Darwin council claims new CCTV cameras “will not use facial recognition”
Darwin council insists that the new set of cameras in the Central Business District will not employ facial recognition until the technology is more carefully considered.
The 138 cameras were installed as part of the Switching On Darwin project, which also provides public wifi, new lighting, and traffic sensors. Although the cameras do have facial recognition hardware in them, the city does not plan to utilize it at this time.
However, council general manager Josh Sattler stated that although the city will not employ the technology, “requests coming from a state or federal agency” will “need to be complied with.”
Install first, question later
Of the 81 grants offered by Australia’s Smart Cities and Suburbs program, only the Darwin proposal included funding for facial recognition technology. The Darwin council’s addition of the technology was done without public consultation. An estimated six month study by an outside consultant agency began in August.
Concerns with facial recognition
Many question the council’s decision to include a technology that will supposedly not be employed. Julia Powles, researcher and associate professor at the University of Western Australia, questions “the real reason why [the technologies] were sought in the first place”, adding “it’s like buying a supercomputer and then saying you’re just going to surf the web and check emails.”
Security of camera feeds also stands out as a major concern. Elise Thomas from the International Cyber Policy Centre, offered a warning along these lines:
“The ways in which a lot of these projects are being implemented at the level of local councils, particularly from a cyber-security perspective, those councils may not necessarily have the resources to ensure that their systems are secure”
Internet connected devices are notoriously vulnerable to security breaches. Any gateway into a network-connected device can open doors to the entire network.

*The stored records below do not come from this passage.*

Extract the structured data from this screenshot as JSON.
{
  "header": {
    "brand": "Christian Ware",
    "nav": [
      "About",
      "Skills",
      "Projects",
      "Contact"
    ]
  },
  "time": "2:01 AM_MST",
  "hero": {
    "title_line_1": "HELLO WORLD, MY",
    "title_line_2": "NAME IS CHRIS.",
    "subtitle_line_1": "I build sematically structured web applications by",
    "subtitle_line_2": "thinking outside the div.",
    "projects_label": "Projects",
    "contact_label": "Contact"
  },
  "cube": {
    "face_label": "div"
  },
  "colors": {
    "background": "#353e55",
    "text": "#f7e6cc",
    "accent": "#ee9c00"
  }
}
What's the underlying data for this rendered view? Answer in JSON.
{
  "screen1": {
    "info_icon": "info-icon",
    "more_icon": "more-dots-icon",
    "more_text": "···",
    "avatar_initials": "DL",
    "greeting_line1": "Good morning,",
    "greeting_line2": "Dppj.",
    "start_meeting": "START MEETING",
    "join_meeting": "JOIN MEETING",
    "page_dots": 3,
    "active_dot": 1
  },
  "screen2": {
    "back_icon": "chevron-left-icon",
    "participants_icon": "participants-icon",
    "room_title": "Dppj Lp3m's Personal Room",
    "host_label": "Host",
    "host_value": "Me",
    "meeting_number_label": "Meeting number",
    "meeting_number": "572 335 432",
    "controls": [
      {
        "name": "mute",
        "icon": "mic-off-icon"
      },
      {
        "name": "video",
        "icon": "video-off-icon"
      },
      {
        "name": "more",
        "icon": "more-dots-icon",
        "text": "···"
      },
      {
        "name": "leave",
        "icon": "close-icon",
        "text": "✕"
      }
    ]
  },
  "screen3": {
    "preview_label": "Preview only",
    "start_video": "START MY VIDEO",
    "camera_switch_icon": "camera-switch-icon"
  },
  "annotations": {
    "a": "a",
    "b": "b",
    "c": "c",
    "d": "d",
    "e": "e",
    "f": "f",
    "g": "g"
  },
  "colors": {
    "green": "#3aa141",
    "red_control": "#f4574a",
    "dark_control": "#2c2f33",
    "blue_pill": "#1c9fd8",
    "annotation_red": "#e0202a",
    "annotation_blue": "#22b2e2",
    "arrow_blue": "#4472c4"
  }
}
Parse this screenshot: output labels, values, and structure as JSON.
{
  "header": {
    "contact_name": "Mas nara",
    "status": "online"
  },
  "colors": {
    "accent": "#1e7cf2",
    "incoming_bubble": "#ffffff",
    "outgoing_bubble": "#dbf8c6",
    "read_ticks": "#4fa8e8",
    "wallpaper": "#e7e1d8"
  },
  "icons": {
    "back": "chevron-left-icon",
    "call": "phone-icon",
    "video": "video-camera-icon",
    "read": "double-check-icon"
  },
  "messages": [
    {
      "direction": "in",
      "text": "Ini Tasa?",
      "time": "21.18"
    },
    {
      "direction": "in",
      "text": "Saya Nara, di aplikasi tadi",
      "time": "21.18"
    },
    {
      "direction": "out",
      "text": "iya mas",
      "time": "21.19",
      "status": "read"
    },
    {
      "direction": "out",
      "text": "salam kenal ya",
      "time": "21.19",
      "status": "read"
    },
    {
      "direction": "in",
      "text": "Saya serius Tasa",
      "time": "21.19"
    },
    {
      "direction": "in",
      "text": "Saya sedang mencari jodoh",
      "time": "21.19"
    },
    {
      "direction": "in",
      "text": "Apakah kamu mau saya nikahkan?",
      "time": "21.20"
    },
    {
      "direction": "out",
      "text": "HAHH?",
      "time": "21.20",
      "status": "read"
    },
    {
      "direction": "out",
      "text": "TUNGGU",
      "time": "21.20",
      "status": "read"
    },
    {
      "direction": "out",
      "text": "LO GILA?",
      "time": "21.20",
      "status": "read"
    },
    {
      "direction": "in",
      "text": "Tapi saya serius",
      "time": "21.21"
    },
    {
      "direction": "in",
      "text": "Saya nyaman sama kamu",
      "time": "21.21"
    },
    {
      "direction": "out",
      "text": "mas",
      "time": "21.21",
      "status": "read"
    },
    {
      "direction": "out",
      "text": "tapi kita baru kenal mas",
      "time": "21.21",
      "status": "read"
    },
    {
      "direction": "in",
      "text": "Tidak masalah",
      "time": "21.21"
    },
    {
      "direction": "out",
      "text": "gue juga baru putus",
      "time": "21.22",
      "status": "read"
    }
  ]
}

Depending on the type of access provided, compromised devices can be mined for data, or even remotely controlled by outside parties.